§ **What is being asked**
Which of the lines below include the word "code"? Pull each one out.

[Stored items]
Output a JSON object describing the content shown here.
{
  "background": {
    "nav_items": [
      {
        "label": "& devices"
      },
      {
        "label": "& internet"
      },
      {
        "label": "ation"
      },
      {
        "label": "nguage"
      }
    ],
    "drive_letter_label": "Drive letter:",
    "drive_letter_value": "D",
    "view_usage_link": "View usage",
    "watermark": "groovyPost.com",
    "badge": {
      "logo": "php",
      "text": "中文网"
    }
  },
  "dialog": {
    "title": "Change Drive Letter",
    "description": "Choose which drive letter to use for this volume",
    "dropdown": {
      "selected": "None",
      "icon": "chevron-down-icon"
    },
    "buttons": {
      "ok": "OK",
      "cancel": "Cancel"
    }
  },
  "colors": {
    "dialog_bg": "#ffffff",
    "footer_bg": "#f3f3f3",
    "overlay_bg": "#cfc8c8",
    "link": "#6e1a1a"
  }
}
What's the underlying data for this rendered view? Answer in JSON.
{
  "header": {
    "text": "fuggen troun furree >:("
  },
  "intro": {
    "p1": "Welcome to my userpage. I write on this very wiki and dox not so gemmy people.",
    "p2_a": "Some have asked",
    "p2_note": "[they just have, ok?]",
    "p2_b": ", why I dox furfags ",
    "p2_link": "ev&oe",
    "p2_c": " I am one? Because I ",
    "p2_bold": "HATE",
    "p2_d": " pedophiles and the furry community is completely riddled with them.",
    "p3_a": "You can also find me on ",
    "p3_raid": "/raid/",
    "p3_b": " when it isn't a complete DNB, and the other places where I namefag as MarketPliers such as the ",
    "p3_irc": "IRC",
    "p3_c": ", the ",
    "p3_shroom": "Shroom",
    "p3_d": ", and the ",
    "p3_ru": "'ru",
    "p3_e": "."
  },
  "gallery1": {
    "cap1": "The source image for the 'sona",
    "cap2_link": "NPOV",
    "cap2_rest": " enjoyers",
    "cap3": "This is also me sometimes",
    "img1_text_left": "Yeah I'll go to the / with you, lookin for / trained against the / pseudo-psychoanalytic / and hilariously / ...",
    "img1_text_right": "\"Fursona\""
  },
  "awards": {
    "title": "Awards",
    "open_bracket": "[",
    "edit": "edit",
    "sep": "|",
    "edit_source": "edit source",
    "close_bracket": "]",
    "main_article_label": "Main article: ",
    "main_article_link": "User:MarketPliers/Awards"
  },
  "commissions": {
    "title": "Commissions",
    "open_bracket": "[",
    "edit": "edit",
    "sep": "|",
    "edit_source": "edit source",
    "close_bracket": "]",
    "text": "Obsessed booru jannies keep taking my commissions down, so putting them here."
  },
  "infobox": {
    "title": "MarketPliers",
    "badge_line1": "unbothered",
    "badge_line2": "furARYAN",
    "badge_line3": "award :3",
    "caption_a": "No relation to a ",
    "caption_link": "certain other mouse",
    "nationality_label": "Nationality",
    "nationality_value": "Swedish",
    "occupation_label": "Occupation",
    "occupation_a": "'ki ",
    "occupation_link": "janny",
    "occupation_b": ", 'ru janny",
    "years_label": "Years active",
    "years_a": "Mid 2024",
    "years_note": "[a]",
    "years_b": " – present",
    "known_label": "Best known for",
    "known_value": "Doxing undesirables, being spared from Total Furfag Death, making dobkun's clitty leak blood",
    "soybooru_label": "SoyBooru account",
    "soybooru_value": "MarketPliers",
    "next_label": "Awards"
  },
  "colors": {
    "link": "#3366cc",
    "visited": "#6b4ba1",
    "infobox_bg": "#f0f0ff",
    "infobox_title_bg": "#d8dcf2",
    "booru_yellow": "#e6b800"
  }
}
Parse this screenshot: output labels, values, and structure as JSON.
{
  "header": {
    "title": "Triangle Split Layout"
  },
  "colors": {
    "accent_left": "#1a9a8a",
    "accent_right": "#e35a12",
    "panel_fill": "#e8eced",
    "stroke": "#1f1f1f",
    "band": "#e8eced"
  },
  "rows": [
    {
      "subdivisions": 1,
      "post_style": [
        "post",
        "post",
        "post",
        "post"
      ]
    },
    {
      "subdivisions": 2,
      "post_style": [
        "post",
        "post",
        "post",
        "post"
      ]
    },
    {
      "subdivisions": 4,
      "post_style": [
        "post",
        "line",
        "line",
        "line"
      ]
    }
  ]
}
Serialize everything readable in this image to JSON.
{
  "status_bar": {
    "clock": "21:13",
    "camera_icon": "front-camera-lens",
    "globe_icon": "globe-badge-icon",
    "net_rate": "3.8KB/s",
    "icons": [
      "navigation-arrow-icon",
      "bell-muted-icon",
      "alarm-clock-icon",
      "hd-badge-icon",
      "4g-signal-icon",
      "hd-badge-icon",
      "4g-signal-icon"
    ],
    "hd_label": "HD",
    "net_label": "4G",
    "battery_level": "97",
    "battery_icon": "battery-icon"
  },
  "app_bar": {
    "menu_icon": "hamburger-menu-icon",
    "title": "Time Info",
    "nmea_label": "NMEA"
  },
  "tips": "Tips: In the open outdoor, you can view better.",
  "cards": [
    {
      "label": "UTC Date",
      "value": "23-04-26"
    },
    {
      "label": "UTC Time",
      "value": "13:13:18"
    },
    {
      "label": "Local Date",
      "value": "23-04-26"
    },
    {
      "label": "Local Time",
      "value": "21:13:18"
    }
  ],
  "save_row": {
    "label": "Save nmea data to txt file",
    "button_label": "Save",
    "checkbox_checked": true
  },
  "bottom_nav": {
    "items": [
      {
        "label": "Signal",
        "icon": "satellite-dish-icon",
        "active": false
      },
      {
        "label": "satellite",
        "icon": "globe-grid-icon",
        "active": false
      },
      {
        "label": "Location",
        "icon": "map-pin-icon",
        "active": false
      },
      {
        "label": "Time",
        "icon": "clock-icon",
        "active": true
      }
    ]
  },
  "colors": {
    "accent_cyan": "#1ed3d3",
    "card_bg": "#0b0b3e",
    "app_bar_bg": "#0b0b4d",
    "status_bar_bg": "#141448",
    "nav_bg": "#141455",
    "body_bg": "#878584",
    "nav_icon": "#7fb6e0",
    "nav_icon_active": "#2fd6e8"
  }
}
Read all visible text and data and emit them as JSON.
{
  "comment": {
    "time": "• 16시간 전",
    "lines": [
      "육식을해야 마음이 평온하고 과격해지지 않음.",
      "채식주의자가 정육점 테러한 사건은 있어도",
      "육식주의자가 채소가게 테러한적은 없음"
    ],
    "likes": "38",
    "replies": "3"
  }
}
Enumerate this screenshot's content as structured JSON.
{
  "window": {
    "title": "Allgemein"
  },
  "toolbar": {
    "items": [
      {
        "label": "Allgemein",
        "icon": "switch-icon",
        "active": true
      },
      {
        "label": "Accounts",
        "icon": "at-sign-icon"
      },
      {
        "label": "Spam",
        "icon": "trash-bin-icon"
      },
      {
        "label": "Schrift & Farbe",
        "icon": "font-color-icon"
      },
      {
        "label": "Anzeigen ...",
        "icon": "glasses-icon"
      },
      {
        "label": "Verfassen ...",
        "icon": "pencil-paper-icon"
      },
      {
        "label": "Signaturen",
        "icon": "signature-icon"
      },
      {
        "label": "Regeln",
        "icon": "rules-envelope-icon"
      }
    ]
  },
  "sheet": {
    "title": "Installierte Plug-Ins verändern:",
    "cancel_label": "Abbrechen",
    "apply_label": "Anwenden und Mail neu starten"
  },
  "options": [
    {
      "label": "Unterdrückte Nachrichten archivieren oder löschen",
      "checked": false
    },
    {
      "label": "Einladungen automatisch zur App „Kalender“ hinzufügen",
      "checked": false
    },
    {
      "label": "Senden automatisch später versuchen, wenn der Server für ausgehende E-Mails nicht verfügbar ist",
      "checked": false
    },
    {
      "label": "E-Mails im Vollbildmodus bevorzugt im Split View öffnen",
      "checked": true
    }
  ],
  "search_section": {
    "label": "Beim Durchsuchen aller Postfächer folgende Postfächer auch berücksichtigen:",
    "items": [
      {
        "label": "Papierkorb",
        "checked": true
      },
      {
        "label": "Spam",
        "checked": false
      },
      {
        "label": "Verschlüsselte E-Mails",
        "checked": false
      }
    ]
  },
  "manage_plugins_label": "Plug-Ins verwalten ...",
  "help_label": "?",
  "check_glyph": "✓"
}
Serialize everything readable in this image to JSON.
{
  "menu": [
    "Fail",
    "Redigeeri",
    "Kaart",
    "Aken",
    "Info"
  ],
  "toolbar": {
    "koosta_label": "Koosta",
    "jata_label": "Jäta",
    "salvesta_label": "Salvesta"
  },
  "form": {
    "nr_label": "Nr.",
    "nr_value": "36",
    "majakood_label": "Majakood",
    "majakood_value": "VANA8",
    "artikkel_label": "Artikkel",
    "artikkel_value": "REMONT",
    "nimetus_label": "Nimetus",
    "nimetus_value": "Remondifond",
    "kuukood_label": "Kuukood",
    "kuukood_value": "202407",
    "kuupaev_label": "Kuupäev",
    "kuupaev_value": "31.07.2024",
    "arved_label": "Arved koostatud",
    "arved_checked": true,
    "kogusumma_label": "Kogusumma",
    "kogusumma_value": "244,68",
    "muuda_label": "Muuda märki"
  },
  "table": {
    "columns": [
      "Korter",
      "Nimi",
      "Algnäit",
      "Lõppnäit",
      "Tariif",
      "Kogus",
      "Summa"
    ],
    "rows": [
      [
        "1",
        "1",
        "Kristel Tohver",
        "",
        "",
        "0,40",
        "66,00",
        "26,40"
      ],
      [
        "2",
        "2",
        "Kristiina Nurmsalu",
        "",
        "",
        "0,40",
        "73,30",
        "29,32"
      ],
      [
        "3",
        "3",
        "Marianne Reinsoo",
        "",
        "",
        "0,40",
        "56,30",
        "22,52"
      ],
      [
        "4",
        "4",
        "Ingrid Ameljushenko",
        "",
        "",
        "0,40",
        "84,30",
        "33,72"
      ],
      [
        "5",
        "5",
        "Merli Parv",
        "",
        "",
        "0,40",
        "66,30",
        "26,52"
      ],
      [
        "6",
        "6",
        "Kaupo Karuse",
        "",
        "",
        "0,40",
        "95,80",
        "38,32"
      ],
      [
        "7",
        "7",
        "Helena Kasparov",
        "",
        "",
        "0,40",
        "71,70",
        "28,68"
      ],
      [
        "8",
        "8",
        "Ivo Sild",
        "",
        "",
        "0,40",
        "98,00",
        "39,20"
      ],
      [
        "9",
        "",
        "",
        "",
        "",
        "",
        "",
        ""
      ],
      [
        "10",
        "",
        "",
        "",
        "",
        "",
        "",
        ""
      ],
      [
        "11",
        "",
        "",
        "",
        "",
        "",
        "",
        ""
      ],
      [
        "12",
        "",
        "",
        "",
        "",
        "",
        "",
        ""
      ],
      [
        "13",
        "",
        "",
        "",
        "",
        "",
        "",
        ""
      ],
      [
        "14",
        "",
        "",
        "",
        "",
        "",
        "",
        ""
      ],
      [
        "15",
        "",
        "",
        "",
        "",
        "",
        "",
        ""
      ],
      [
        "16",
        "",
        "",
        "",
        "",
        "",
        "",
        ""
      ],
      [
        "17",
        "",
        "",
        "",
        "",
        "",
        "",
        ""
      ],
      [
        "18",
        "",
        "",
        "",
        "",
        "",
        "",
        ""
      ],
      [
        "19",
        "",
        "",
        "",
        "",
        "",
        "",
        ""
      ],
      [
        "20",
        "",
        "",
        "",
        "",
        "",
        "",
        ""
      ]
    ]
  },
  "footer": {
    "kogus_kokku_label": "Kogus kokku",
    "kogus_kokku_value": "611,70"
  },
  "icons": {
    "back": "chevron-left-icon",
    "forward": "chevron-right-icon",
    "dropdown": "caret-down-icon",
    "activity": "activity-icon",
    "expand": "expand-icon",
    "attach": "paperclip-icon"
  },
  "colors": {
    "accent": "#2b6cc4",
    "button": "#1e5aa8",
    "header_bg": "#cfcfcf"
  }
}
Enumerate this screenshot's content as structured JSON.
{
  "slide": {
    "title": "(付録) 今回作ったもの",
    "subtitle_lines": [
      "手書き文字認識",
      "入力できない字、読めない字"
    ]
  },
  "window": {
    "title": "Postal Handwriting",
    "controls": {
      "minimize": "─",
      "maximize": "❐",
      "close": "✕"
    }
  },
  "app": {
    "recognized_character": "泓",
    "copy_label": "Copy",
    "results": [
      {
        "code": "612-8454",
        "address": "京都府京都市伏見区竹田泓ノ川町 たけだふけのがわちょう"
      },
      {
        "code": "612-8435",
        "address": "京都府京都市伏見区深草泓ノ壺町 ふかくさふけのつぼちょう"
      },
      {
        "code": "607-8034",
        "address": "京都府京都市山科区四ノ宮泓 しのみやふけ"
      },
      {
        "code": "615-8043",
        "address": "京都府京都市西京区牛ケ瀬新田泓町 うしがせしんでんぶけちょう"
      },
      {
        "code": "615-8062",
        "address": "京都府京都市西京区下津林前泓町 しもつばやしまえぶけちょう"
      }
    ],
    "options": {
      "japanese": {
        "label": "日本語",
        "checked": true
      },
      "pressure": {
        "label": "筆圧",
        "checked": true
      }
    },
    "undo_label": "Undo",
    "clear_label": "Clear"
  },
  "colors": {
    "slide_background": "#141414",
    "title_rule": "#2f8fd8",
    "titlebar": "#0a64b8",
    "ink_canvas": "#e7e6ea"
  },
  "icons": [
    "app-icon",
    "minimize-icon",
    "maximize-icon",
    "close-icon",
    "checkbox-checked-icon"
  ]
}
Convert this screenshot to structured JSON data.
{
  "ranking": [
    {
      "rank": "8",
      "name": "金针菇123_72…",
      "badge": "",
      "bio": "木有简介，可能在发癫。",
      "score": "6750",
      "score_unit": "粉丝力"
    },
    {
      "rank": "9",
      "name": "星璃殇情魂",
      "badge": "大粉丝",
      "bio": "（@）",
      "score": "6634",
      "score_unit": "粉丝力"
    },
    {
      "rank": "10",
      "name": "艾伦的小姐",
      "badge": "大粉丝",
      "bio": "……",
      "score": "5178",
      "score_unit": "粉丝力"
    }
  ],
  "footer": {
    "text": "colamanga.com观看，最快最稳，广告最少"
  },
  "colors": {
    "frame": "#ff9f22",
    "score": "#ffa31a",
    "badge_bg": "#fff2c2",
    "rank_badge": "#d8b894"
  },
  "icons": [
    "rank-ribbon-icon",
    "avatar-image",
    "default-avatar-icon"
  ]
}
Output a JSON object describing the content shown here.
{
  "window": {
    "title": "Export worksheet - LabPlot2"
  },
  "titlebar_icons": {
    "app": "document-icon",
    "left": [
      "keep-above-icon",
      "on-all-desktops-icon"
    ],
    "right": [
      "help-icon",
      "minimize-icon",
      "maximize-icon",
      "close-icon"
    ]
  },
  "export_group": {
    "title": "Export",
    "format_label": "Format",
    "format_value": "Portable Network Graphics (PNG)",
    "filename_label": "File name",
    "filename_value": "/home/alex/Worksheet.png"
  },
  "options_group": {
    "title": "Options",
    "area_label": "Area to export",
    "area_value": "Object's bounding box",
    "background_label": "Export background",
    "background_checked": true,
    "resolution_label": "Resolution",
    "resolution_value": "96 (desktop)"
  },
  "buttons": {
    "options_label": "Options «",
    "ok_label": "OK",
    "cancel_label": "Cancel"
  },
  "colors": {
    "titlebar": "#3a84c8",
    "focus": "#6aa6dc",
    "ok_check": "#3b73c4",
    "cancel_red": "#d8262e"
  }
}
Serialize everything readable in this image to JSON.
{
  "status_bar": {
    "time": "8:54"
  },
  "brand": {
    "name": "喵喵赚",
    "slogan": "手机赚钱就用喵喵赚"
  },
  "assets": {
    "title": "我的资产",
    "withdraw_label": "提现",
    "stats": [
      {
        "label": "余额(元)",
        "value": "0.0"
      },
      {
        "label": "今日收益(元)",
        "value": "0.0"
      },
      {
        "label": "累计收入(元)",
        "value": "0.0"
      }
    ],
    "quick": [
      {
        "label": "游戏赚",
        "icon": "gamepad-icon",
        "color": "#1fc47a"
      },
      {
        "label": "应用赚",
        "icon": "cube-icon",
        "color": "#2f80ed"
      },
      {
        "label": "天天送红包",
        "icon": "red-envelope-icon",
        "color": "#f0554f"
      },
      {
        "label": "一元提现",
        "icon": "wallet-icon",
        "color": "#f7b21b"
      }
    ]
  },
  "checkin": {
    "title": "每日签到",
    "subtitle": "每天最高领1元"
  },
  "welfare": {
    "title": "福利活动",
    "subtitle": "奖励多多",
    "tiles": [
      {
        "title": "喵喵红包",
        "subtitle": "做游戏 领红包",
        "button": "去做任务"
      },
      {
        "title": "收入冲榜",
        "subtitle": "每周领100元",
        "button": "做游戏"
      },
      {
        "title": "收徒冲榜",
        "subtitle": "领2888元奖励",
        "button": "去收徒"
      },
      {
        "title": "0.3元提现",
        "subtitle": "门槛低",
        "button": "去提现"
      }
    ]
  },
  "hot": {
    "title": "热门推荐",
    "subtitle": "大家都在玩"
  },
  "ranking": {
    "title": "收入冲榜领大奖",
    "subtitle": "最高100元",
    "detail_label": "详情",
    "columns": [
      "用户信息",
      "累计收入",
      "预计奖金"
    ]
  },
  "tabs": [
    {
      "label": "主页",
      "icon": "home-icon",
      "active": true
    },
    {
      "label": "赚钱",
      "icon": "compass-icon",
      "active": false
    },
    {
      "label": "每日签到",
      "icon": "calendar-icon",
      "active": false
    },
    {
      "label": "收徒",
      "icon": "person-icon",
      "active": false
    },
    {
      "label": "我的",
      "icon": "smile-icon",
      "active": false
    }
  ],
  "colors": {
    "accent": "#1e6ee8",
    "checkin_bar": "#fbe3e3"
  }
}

§ **Answer box**
        "code": "612-8454",
        "code": "612-8435",
        "code": "607-8034",
        "code": "615-8043",
        "code": "615-8062",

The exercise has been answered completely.